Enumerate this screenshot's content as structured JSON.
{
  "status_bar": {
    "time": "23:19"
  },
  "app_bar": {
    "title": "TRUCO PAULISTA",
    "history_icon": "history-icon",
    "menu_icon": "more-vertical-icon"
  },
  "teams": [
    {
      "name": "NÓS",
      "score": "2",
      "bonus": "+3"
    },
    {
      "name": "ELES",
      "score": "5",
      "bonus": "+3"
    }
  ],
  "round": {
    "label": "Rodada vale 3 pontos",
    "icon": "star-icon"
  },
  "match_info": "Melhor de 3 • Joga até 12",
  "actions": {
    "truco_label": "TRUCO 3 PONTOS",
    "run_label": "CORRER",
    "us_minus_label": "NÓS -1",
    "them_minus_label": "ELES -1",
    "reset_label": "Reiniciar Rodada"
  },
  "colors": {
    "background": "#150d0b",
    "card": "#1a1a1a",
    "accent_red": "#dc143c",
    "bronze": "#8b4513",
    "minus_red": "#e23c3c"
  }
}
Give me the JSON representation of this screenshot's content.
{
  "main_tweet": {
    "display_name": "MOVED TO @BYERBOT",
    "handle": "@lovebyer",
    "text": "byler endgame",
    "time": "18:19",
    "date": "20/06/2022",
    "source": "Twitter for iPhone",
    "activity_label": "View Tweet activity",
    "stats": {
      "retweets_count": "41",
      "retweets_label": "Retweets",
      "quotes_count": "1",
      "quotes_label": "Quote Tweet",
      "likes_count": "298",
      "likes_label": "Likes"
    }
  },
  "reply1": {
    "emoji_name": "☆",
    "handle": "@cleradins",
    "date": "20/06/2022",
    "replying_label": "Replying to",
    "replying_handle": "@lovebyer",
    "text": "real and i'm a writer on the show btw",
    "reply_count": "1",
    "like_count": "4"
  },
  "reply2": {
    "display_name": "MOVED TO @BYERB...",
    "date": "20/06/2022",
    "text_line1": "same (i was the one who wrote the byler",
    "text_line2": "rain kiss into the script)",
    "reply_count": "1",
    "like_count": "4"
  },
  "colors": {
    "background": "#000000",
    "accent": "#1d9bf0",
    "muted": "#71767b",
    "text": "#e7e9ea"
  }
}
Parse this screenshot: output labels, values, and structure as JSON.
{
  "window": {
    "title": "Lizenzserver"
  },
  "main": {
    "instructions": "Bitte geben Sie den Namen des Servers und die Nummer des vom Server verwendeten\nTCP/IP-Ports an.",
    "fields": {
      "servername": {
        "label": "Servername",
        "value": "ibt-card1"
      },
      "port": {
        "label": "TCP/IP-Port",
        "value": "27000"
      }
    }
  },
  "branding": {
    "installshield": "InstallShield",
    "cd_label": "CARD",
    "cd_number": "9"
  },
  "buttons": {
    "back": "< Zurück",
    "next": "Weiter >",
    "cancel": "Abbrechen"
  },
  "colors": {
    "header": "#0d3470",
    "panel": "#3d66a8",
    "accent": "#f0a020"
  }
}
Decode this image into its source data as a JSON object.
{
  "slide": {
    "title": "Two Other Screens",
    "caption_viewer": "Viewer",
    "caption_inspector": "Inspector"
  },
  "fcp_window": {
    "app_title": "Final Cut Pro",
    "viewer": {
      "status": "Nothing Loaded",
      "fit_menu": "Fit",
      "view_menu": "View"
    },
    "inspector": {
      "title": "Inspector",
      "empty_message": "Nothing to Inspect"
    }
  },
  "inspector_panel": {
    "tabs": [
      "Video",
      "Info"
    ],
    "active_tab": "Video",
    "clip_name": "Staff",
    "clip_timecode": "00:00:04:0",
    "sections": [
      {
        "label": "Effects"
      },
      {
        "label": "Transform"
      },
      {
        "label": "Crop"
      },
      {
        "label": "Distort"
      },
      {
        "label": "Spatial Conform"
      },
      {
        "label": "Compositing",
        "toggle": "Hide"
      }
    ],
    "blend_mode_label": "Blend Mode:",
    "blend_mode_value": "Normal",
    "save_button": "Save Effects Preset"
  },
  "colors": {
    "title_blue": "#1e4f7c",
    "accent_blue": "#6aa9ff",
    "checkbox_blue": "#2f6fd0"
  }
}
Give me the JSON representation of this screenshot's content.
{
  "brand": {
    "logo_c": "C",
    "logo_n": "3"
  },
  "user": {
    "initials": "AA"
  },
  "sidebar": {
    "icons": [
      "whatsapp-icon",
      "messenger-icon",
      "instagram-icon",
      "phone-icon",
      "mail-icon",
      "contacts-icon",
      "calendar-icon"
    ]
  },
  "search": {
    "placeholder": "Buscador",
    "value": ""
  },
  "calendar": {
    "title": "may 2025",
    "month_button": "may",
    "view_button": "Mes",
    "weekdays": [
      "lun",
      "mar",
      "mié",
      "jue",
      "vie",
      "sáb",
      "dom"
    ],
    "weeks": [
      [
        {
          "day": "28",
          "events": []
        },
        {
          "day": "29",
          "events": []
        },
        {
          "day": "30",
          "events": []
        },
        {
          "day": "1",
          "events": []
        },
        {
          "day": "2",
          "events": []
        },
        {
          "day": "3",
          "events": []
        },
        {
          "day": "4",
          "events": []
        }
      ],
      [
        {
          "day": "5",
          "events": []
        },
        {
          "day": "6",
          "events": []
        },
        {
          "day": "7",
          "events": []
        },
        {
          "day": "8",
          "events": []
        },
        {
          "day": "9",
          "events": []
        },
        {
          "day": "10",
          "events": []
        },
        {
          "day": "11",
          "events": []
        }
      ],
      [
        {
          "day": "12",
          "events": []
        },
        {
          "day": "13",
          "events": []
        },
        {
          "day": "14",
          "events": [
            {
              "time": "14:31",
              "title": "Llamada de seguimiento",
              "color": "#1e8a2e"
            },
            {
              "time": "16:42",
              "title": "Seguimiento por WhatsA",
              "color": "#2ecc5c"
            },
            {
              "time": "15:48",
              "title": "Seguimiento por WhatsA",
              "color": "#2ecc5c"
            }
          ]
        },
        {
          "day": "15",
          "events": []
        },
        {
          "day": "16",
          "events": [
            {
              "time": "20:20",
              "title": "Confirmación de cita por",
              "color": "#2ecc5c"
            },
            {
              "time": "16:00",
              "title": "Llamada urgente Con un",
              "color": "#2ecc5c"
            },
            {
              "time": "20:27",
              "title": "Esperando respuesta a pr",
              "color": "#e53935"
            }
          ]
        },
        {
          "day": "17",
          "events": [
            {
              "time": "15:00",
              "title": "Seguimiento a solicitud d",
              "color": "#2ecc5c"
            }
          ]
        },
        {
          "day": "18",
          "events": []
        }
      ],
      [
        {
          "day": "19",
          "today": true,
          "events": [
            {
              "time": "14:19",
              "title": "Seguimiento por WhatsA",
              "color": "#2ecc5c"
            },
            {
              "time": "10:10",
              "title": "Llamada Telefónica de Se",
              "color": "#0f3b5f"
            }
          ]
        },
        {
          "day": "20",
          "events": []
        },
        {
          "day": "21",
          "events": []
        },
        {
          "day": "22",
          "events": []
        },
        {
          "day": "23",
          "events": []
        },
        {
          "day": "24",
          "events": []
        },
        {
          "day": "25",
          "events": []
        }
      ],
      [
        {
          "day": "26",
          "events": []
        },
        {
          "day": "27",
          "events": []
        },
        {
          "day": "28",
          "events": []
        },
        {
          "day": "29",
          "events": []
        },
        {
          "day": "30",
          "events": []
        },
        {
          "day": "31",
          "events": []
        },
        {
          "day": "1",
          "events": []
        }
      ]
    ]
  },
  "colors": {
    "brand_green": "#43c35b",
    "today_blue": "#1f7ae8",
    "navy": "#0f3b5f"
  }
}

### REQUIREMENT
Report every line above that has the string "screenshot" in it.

### TASK ANSWER
Enumerate this screenshot's content as structured JSON.
Give me the JSON representation of this screenshot's content.
Parse this screenshot: output labels, values, and structure as JSON.
Give me the JSON representation of this screenshot's content.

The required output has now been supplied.